     On my first visit I picked up a copy of “Quick guide on group dynamics in people’s assemblies,” based on the texts “which reached consensus” in the Spanish assemblies of the 15th May Movement. I strongly urge you to read it and consider how to test it in everyday decision-making situations. I’m going to make an effort to attend a General Assembly meeting, at least to observe. I want to see how it works in this setting. A few of the other Occupations have drafted consensus statements and they seem to be circulating. I expect they can be found online somewhere.
     The first idea in the Quick Guide that caught my interest was ‘Collective Thinking.’ It is another description of complementarity, the notion that apparent contraries can be resolved and integrated at a higher order of analysis. The second idea that hooked me was the General Assembly as a social tool and the commitment to consensus. And, one more thing that I learned is the use of gestures to express opinions in the General Assembly. I won’t say more, for now.

*                                  *  
      I also collected a copy of the RCP newspaper and a “Declaration” from New York General Assemblies. Reading Bob Avakian is still a challenge, but much of his analysis rings true to me. The document from New York reads like a list of complaints and affirmations, a catalogue of hurts suffered by the people, failures of the government to protect and promote the welfare of the people, predations of the corporations and Wall Street. There was little in the content I’d object to. In style, it is a bit crude, needing some sympathetic editing. I think the best piece I’ve read in some time was from the UC Santa Cruz occupation, last year, “Communique from an absent future.”
    That was true until the other day, when a friend wrote to tell me about an essay by Charles Eisenstein, “No demand is big enough.” Among the significant points he makes is the reminder that the Arab Spring had no demands when it started. It all began when an unemployed fruit vendor immolated himself in Tunis, expressing a nation’s desperate longing for respect and human rights. The same grievances moved Egyptians to occupy Tahrir Square. And this movement continues to spread, even to America.

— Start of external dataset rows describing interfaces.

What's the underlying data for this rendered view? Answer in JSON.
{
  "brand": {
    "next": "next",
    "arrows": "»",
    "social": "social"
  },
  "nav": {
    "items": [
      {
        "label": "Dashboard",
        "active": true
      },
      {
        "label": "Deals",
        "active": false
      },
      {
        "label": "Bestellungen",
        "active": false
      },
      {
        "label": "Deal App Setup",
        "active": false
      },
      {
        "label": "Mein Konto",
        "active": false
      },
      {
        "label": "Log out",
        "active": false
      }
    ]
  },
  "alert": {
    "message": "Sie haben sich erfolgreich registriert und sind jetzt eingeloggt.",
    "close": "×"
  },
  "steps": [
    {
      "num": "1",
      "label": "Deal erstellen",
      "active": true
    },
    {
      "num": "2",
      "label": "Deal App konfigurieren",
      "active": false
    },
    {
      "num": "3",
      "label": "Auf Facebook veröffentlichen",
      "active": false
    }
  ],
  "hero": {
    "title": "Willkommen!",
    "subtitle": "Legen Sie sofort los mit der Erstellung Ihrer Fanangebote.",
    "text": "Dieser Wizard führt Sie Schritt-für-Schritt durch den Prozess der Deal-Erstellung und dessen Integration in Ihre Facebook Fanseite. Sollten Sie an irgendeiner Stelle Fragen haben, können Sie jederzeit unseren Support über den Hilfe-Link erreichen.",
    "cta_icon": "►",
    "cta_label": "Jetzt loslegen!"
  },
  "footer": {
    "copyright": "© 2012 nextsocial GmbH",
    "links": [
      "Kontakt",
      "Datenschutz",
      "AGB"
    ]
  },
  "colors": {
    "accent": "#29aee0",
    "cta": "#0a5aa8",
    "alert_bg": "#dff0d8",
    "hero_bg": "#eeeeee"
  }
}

    We should remember and study what stages each of these uprisings passed through and consider whether or not a revolution has in fact happened. In the simplest terms, the state’s tolerance was sprinkled with police violence and media ridicule. When the state was forced to acknowledge the grievances of the people, it offered reforms, which were invariably rejected. This step was followed by the demand for regime change, which has been accomplished in Tunisia, Egypt and Libya, thus far.
    The critical point we are approaching here in America is the government’s willingness to recognize the grievances of the “99%.” Reforms will be offered, promises made and, in this election year, pandering to the elites will continue sub rosa. As people realized, first in Tunisia, then in Egypt, reforms are meant to preserve “the system” and protect the privileges of the elites. We are facing the same predicament. Will the 99% accept reforms to fix “the system” and preserve the status quo? Or will we realize that “the system” is beyond repair? That privilege is incompatible with democracy?
     And, if we understand that, will we be able to bring about regime change?
*                    *                  * 
3 November 2011
Eagle Rock